- _What the task asks_
Where the records below have a line with "name", that line is to be copied.

☆ ☆ ☆

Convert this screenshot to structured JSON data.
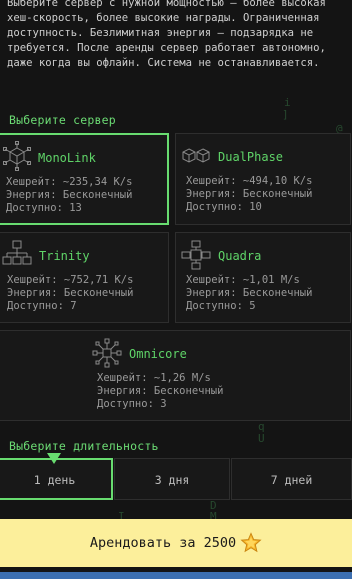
{
  "intro_text": "Выберите сервер с нужной мощностью — более высокая хеш-скорость, более высокие награды. Ограниченная доступность. Безлимитная энергия — подзарядка не требуется. После аренды сервер работает автономно, даже когда вы офлайн. Система не останавливается.",
  "server_section": {
    "label": "Выберите сервер",
    "selected": "MonoLink",
    "servers": [
      {
        "name": "MonoLink",
        "icon": "cube-network-icon",
        "hashrate": "Хешрейт: ~235,34 K/s",
        "energy": "Энергия: Бесконечный",
        "available": "Доступно: 13"
      },
      {
        "name": "DualPhase",
        "icon": "double-cube-icon",
        "hashrate": "Хешрейт: ~494,10 K/s",
        "energy": "Энергия: Бесконечный",
        "available": "Доступно: 10"
      },
      {
        "name": "Trinity",
        "icon": "tri-node-icon",
        "hashrate": "Хешрейт: ~752,71 K/s",
        "energy": "Энергия: Бесконечный",
        "available": "Доступно: 7"
      },
      {
        "name": "Quadra",
        "icon": "quad-node-icon",
        "hashrate": "Хешрейт: ~1,01 M/s",
        "energy": "Энергия: Бесконечный",
        "available": "Доступно: 5"
      },
      {
        "name": "Omnicore",
        "icon": "omni-node-icon",
        "hashrate": "Хешрейт: ~1,26 M/s",
        "energy": "Энергия: Бесконечный",
        "available": "Доступно: 3"
      }
    ]
  },
  "duration_section": {
    "label": "Выберите длительность",
    "options": [
      "1 день",
      "3 дня",
      "7 дней"
    ],
    "selected": "1 день"
  },
  "rent_button": {
    "label": "Арендовать за 2500",
    "icon": "star-coin-icon"
  },
  "colors": {
    "accent": "#68dc70",
    "button_bg": "#fcef9b",
    "background": "#141414"
  }
}
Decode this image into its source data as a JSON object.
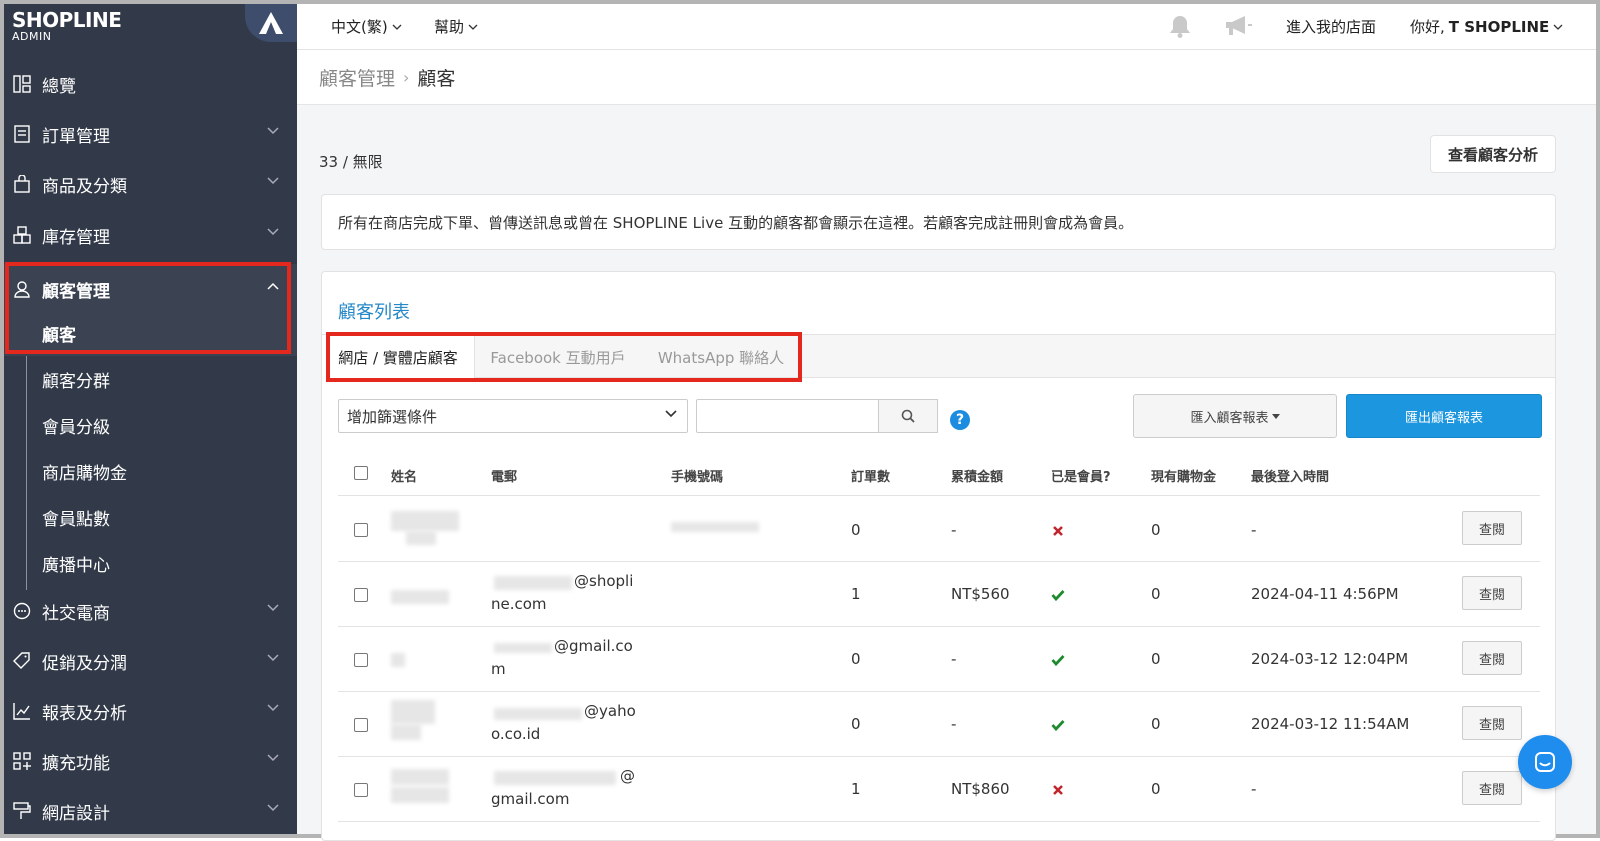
{
  "colors": {
    "sidebar_bg": "#323a49",
    "accent": "#2588c8",
    "export_btn": "#1d96e0",
    "highlight": "#e5281d",
    "check": "#1e8a2e",
    "cross": "#c0262d"
  },
  "brand": {
    "name": "SHOPLINE",
    "sub": "ADMIN"
  },
  "sidebar": {
    "items": [
      {
        "label": "總覽",
        "icon": "dashboard-icon"
      },
      {
        "label": "訂單管理",
        "icon": "order-icon"
      },
      {
        "label": "商品及分類",
        "icon": "bag-icon"
      },
      {
        "label": "庫存管理",
        "icon": "inventory-icon"
      },
      {
        "label": "顧客管理",
        "icon": "user-icon"
      },
      {
        "label": "社交電商",
        "icon": "chat-icon"
      },
      {
        "label": "促銷及分潤",
        "icon": "tag-icon"
      },
      {
        "label": "報表及分析",
        "icon": "chart-icon"
      },
      {
        "label": "擴充功能",
        "icon": "apps-icon"
      },
      {
        "label": "網店設計",
        "icon": "brush-icon"
      }
    ],
    "sub_items": [
      "顧客",
      "顧客分群",
      "會員分級",
      "商店購物金",
      "會員點數",
      "廣播中心"
    ]
  },
  "topbar": {
    "language": "中文(繁)",
    "help": "幫助",
    "store_link": "進入我的店面",
    "greeting": "你好, ",
    "user": "T SHOPLINE"
  },
  "breadcrumb": {
    "parent": "顧客管理",
    "current": "顧客"
  },
  "count": "33 / 無限",
  "analytics_button": "查看顧客分析",
  "notice": "所有在商店完成下單、曾傳送訊息或曾在 SHOPLINE Live 互動的顧客都會顯示在這裡。若顧客完成註冊則會成為會員。",
  "card_title": "顧客列表",
  "tabs": [
    "網店 / 實體店顧客",
    "Facebook 互動用戶",
    "WhatsApp 聯絡人"
  ],
  "filter": {
    "placeholder": "增加篩選條件"
  },
  "import_button": "匯入顧客報表",
  "export_button": "匯出顧客報表",
  "columns": [
    "姓名",
    "電郵",
    "手機號碼",
    "訂單數",
    "累積金額",
    "已是會員?",
    "現有購物金",
    "最後登入時間"
  ],
  "rows": [
    {
      "email1": "",
      "email2": "",
      "orders": "0",
      "amount": "-",
      "member": "no",
      "credit": "0",
      "last_login": "-"
    },
    {
      "email1": "@shopli",
      "email2": "ne.com",
      "orders": "1",
      "amount": "NT$560",
      "member": "yes",
      "credit": "0",
      "last_login": "2024-04-11 4:56PM"
    },
    {
      "email1": "@gmail.co",
      "email2": "m",
      "orders": "0",
      "amount": "-",
      "member": "yes",
      "credit": "0",
      "last_login": "2024-03-12 12:04PM"
    },
    {
      "email1": "@yaho",
      "email2": "o.co.id",
      "orders": "0",
      "amount": "-",
      "member": "yes",
      "credit": "0",
      "last_login": "2024-03-12 11:54AM"
    },
    {
      "email1": "@",
      "email2": "gmail.com",
      "orders": "1",
      "amount": "NT$860",
      "member": "no",
      "credit": "0",
      "last_login": "-"
    }
  ],
  "view_label": "查閱"
}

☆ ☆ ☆

- _Reply to the exercise_
        "name": "MonoLink",
        "name": "DualPhase",
        "name": "Trinity",
        "name": "Quadra",
        "name": "Omnicore",
    "name": "SHOPLINE",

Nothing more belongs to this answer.